The Australian government today announced further details about the shock changes to the Partner Visa program regarding adding English language testing. Acting Immigration Minister Alan Tudge has said that the English changes are intended to apply from the middle of 2021, and will be implemented at the second (permanent resident) stage of partner visa applications.
According to media reports Tudge stated today, “What this will mean is that we will require an applicant and a sponsor to have met functional level English or to have at least made reasonable efforts to lean English. And by reasonable efforts we mean for most people that would be doing about 500 hours of free English language classes.”
The announcement was met with relief by many in the community including migration practitioners, however the imposition of this additional requirement still remains a potential obstacle to migrants, especially those who may not be able to pass the required English test and who may for any number of reasons including family responsibilities, health, employment or other reasons be unable to progress through the English language classes.

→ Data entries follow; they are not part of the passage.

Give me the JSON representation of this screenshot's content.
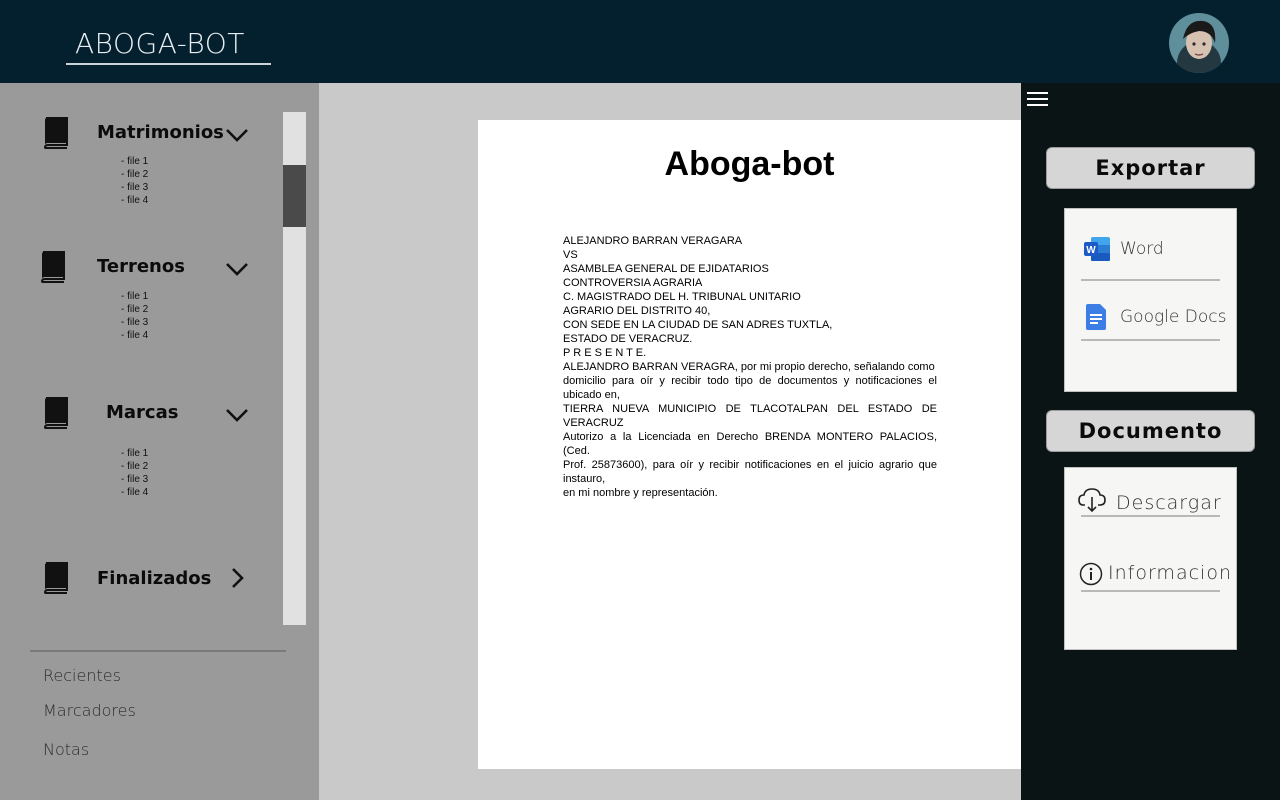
{
  "header": {
    "app_title": "ABOGA-BOT"
  },
  "sidebar": {
    "categories": [
      {
        "title": "Matrimonios",
        "files": [
          "- file 1",
          "- file 2",
          "- file 3",
          "- file 4"
        ],
        "expanded": true
      },
      {
        "title": "Terrenos",
        "files": [
          "- file 1",
          "- file 2",
          "- file 3",
          "- file 4"
        ],
        "expanded": true
      },
      {
        "title": "Marcas",
        "files": [
          "- file 1",
          "- file 2",
          "- file 3",
          "- file 4"
        ],
        "expanded": true
      },
      {
        "title": "Finalizados",
        "files": [],
        "expanded": false
      }
    ],
    "links": [
      "Recientes",
      "Marcadores",
      "Notas"
    ]
  },
  "document": {
    "title": "Aboga-bot",
    "lines": [
      "ALEJANDRO BARRAN VERAGARA",
      "VS",
      "ASAMBLEA GENERAL DE EJIDATARIOS",
      "CONTROVERSIA AGRARIA",
      "C. MAGISTRADO DEL H. TRIBUNAL UNITARIO",
      "AGRARIO DEL DISTRITO 40,",
      "CON SEDE EN LA CIUDAD DE SAN ADRES TUXTLA,",
      "ESTADO DE VERACRUZ.",
      "P R E S E N T E.",
      "ALEJANDRO BARRAN VERAGRA, por mi propio derecho, señalando como",
      "domicilio para oír y recibir todo tipo de documentos y notificaciones el ubicado en,",
      "TIERRA NUEVA MUNICIPIO DE TLACOTALPAN DEL ESTADO DE VERACRUZ",
      "Autorizo a la Licenciada en Derecho BRENDA MONTERO PALACIOS, (Ced.",
      "Prof. 25873600), para oír y recibir notificaciones en el juicio agrario que instauro,",
      "en mi nombre y representación."
    ]
  },
  "rpanel": {
    "export_label": "Exportar",
    "export_options": [
      "Word",
      "Google Docs"
    ],
    "document_label": "Documento",
    "document_options": [
      "Descargar",
      "Informacion"
    ]
  },
  "colors": {
    "header_bg": "#04202e",
    "sidebar_bg": "#9a9a9a",
    "rpanel_bg": "#0b1414",
    "word_blue": "#1e5bc6",
    "gdocs_blue": "#3c7de6"
  }
}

What remains unclear is whether there will be a “buy-out” available if applicants or their permanent resident sponsors are unable to provide evidence of functional English or take 500 hours of English language classes, with one major Sydney newspaper publishing a story yesterday that seemed to indicate that partner visas would be refused if the English language requirements could not be met.

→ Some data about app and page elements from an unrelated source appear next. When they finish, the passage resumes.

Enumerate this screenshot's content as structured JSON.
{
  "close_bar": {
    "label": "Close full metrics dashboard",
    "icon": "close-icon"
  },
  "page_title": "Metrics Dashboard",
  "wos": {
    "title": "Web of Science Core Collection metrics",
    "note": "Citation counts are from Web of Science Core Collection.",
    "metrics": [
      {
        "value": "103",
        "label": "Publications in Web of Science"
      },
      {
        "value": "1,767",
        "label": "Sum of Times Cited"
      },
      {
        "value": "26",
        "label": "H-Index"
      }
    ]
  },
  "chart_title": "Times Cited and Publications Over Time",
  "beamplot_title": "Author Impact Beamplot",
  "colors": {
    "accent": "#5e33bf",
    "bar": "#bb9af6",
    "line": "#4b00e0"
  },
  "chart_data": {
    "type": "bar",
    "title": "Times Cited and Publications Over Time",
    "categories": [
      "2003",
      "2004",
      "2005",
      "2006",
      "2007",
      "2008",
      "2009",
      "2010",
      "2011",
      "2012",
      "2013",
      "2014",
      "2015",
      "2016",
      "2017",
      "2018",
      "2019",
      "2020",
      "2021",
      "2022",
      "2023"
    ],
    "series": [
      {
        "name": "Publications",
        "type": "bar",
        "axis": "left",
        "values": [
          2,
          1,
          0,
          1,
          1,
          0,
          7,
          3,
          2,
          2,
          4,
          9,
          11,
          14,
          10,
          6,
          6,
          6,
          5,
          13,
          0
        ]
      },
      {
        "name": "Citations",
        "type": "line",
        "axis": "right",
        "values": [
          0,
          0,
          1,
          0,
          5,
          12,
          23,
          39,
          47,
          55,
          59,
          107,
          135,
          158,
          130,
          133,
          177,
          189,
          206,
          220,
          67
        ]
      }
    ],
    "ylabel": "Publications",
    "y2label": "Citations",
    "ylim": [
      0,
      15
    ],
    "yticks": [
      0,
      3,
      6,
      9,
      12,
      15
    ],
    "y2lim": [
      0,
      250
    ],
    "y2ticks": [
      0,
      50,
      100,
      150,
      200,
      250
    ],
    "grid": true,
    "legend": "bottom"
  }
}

It is also unclear at the moment whether exemptions will be made for people who hold certain passports from English-speaking countries or have had a specified level of English education in other countries, whether disadvantaged applicants such as victims of family violence will be held to the same English requirement, and how situations will be handled when an applicant passes the English requirement but the sponsor does not.

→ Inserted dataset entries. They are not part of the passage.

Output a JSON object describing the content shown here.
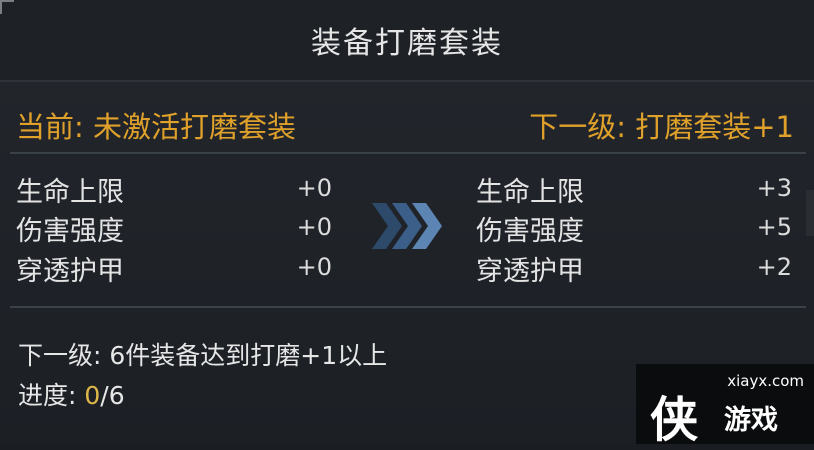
{
  "title": "装备打磨套装",
  "current": {
    "label": "当前:",
    "value": "未激活打磨套装"
  },
  "next": {
    "label": "下一级:",
    "value": "打磨套装+1"
  },
  "stats": [
    {
      "name": "生命上限",
      "current": "+0",
      "next": "+3"
    },
    {
      "name": "伤害强度",
      "current": "+0",
      "next": "+5"
    },
    {
      "name": "穿透护甲",
      "current": "+0",
      "next": "+2"
    }
  ],
  "footer": {
    "requirement": "下一级: 6件装备达到打磨+1以上",
    "progress_label": "进度: ",
    "progress_current": "0",
    "progress_total": "/6"
  },
  "watermark": {
    "url": "xiayx.com",
    "big": "侠",
    "small": "游戏"
  },
  "colors": {
    "accent": "#e0a12a",
    "text": "#e3e3e3",
    "arrow": "#3c5f8a"
  }
}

Immigration Law News will provide continuing coverage of the changes in immigration policy and requirements as they develop.